[Dataset entries]

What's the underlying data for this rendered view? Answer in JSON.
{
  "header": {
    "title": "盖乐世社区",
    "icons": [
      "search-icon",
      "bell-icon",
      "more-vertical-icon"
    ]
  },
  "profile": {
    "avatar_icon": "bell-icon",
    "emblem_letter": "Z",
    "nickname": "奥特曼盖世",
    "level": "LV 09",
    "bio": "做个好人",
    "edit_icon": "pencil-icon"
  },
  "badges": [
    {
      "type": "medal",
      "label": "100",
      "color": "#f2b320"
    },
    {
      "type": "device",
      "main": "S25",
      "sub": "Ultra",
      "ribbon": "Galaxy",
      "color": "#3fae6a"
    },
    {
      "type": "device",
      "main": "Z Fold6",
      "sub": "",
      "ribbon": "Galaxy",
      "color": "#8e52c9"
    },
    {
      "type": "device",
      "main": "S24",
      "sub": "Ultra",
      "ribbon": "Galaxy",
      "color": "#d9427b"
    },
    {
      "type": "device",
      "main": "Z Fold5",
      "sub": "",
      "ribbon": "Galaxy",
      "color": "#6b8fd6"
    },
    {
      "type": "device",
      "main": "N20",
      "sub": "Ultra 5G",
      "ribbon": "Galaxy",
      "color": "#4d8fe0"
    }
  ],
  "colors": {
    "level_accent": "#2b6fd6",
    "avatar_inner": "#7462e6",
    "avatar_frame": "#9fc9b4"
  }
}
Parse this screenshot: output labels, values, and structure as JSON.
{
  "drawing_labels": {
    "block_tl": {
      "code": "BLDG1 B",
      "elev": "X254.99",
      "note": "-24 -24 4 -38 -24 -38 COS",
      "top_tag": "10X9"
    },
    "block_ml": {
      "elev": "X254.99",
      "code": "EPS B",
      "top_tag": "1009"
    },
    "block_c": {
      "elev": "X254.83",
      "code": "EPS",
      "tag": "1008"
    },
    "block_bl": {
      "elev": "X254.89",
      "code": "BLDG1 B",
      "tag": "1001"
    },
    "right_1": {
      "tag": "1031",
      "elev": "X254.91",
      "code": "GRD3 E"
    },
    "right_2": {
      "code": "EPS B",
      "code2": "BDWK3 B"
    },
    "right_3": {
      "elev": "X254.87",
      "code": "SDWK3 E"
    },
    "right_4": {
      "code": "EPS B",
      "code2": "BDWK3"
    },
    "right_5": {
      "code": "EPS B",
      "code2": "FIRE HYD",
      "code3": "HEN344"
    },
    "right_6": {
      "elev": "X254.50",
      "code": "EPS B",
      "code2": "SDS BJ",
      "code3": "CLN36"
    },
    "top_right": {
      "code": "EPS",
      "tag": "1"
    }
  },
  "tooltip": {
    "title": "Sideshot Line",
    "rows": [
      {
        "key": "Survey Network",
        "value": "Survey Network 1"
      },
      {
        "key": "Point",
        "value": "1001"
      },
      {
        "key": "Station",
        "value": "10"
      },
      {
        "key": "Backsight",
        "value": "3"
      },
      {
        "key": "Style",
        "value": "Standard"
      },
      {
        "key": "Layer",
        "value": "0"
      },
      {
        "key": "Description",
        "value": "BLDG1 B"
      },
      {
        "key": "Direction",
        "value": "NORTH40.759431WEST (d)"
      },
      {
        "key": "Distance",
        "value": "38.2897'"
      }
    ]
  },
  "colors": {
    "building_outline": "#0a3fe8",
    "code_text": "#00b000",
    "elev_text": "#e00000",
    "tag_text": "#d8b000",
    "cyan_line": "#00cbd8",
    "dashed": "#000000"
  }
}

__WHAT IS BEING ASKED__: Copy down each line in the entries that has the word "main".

__EXPECTED OUTPUT__:
      "main": "S25",
      "main": "Z Fold6",
      "main": "S24",
      "main": "Z Fold5",
      "main": "N20",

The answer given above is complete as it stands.